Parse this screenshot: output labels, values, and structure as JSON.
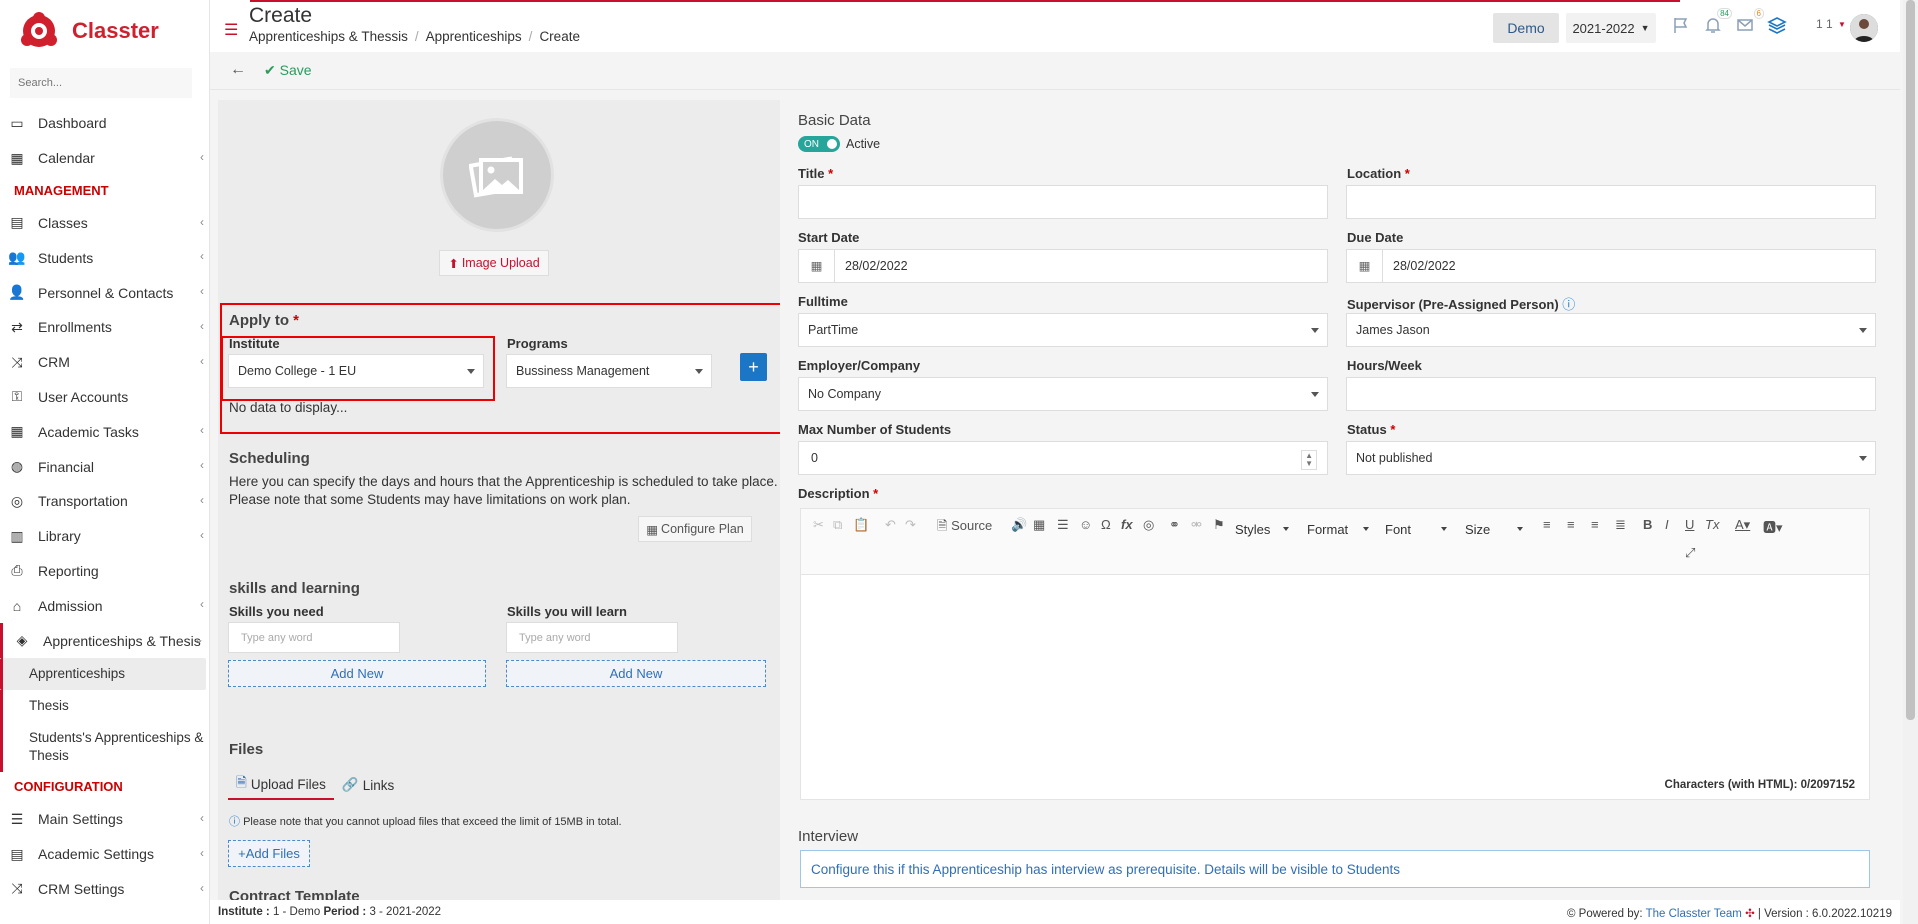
{
  "brand": {
    "name": "Classter",
    "accent": "#c8102e"
  },
  "sidebar": {
    "search_placeholder": "Search...",
    "items_top": [
      {
        "label": "Dashboard",
        "icon": "laptop-icon",
        "chevron": false
      },
      {
        "label": "Calendar",
        "icon": "calendar-icon",
        "chevron": true
      }
    ],
    "management_label": "MANAGEMENT",
    "management_items": [
      {
        "label": "Classes",
        "icon": "classes-icon",
        "chevron": true
      },
      {
        "label": "Students",
        "icon": "students-icon",
        "chevron": true
      },
      {
        "label": "Personnel & Contacts",
        "icon": "contacts-icon",
        "chevron": true
      },
      {
        "label": "Enrollments",
        "icon": "exchange-icon",
        "chevron": true
      },
      {
        "label": "CRM",
        "icon": "crm-icon",
        "chevron": true
      },
      {
        "label": "User Accounts",
        "icon": "key-icon",
        "chevron": false
      },
      {
        "label": "Academic Tasks",
        "icon": "tasks-icon",
        "chevron": true
      },
      {
        "label": "Financial",
        "icon": "coins-icon",
        "chevron": true
      },
      {
        "label": "Transportation",
        "icon": "bus-icon",
        "chevron": true
      },
      {
        "label": "Library",
        "icon": "library-icon",
        "chevron": true
      },
      {
        "label": "Reporting",
        "icon": "print-icon",
        "chevron": false
      },
      {
        "label": "Admission",
        "icon": "bank-icon",
        "chevron": true
      }
    ],
    "active_parent": {
      "label": "Apprenticeships & Thesis",
      "icon": "box-icon"
    },
    "sub_items": [
      {
        "label": "Apprenticeships",
        "active": true
      },
      {
        "label": "Thesis",
        "active": false
      },
      {
        "label": "Students's Apprenticeships & Thesis",
        "active": false
      }
    ],
    "configuration_label": "CONFIGURATION",
    "config_items": [
      {
        "label": "Main Settings",
        "icon": "sliders-icon",
        "chevron": true
      },
      {
        "label": "Academic Settings",
        "icon": "classes-icon",
        "chevron": true
      },
      {
        "label": "CRM Settings",
        "icon": "crm-icon",
        "chevron": true
      }
    ]
  },
  "header": {
    "title": "Create",
    "breadcrumbs": [
      "Apprenticeships & Thessis",
      "Apprenticeships",
      "Create"
    ],
    "demo": "Demo",
    "year": "2021-2022",
    "notif_count": "84",
    "mail_count": "6",
    "user_count": "1 1"
  },
  "toolbar": {
    "save": "Save"
  },
  "left": {
    "image_upload": "Image Upload",
    "apply_to": "Apply to",
    "institute_label": "Institute",
    "institute_value": "Demo College - 1 EU",
    "programs_label": "Programs",
    "programs_value": "Bussiness Management",
    "add_symbol": "+",
    "no_data": "No data to display...",
    "scheduling_title": "Scheduling",
    "scheduling_text_1": "Here you can specify the days and hours that the Apprenticeship is scheduled to take place.",
    "scheduling_text_2": "Please note that some Students may have limitations on work plan.",
    "configure_plan": "Configure Plan",
    "skills_title": "skills and learning",
    "skills_need_label": "Skills you need",
    "skills_learn_label": "Skills you will learn",
    "word_placeholder": "Type any word",
    "add_new": "Add New",
    "files_title": "Files",
    "tab_upload": "Upload Files",
    "tab_links": "Links",
    "files_note": "Please note that you cannot upload files that exceed the limit of 15MB in total.",
    "add_files": "Add Files",
    "contract_title": "Contract Template"
  },
  "right": {
    "basic_data": "Basic Data",
    "toggle_on": "ON",
    "active_label": "Active",
    "title_label": "Title",
    "location_label": "Location",
    "start_date_label": "Start Date",
    "start_date": "28/02/2022",
    "due_date_label": "Due Date",
    "due_date": "28/02/2022",
    "fulltime_label": "Fulltime",
    "fulltime_value": "PartTime",
    "supervisor_label": "Supervisor (Pre-Assigned Person)",
    "supervisor_value": "James Jason",
    "employer_label": "Employer/Company",
    "employer_value": "No Company",
    "hours_label": "Hours/Week",
    "max_students_label": "Max Number of Students",
    "max_students_value": "0",
    "status_label": "Status",
    "status_value": "Not published",
    "description_label": "Description",
    "editor": {
      "source": "Source",
      "styles": "Styles",
      "format": "Format",
      "font": "Font",
      "size": "Size",
      "counter": "Characters (with HTML): 0/2097152"
    },
    "interview_title": "Interview",
    "interview_text": "Configure this if this Apprenticeship has interview as prerequisite. Details will be visible to Students"
  },
  "footer": {
    "institute_label": "Institute :",
    "institute_value": " 1 - Demo ",
    "period_label": "Period :",
    "period_value": " 3 - 2021-2022",
    "powered": "Powered by: ",
    "team": "The Classter Team",
    "version": "| Version : 6.0.2022.10219"
  }
}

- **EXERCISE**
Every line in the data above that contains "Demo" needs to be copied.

- **OUTPUT FOR THIS TASK**
    "demo": "Demo",
    "institute_value": "Demo College - 1 EU",
    "institute_value": " 1 - Demo ",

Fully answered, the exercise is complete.